June 18, 2012

Linked without comment

Rowe Entertainment, Inc. vs. The William Morris Agency, Inc.

The sad news is that I discovered something similar with someone else I was working on a play with.

June 5, 2012

How do we create a more accountable indie theatre community?

I recently went to a Community Dish meeting that focused on the role of playwrights in indie theatre then read a very touching Facebook post by Daniel Talbott (of Rising Phoenix Rep). Both of these experiences hit on something that we often hint at but never address directly: accountability in the indie theatre community.

I've said it before, but I consider making theatre to be a form of community organizing. In community organizing, one of the main principles is accountability. How do we hold ourselves accountable to the people who give us so much? How do we make sure that we are truly a force for good in our communities? How does our work arise from the needs and aspirations of our communities instead of being imposed upon them?
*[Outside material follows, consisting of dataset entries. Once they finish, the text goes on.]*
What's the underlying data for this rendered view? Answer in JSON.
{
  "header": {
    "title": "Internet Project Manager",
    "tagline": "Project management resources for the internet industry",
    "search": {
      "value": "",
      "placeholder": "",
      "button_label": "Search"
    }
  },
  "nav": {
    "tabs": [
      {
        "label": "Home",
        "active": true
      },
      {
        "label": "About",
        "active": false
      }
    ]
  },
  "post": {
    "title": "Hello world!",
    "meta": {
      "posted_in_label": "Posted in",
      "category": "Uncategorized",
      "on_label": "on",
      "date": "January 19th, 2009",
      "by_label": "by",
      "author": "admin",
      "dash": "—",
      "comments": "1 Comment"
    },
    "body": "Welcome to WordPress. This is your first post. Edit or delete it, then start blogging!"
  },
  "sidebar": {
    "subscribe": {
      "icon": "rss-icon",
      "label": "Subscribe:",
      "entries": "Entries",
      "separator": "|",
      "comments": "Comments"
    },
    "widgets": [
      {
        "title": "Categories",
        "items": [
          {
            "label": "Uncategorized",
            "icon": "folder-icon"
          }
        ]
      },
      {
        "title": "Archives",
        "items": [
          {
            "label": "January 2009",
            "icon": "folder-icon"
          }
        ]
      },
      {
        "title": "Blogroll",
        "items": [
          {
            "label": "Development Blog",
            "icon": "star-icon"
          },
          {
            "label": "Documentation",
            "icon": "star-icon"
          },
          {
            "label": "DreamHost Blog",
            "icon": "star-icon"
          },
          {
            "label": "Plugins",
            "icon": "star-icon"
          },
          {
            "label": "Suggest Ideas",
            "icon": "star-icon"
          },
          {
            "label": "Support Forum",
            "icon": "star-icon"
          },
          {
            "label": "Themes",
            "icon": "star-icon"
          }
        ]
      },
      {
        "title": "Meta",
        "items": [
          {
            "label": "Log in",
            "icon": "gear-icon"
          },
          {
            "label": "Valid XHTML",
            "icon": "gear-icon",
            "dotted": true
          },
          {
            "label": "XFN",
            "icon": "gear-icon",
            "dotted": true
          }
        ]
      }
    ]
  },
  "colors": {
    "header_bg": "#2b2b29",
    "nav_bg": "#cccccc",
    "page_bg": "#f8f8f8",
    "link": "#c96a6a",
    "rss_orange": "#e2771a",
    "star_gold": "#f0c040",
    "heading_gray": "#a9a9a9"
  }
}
How does creating theatre reflect the mutual interdependence between artist and community? How can we frame accountability in the indie theatre community in a way that expands our capacity to think bigger and do better?

I believe we have to begin by thinking beyond individual productions, seasons, and companies. When I visit the websites for indie theatre companies and projects, I learn a lot about art and artists, but I rarely see anything mentioning the community. It's hard to be accountable to the community when you don't talk about the community. And for an art form like theatre, which is so dependent upon the communities we live and work and play in, this is a glaring omission. How can we hold ourselves accountable to a community when we do not define what that community is?

So, talk to me: Who is your community? What binds you together?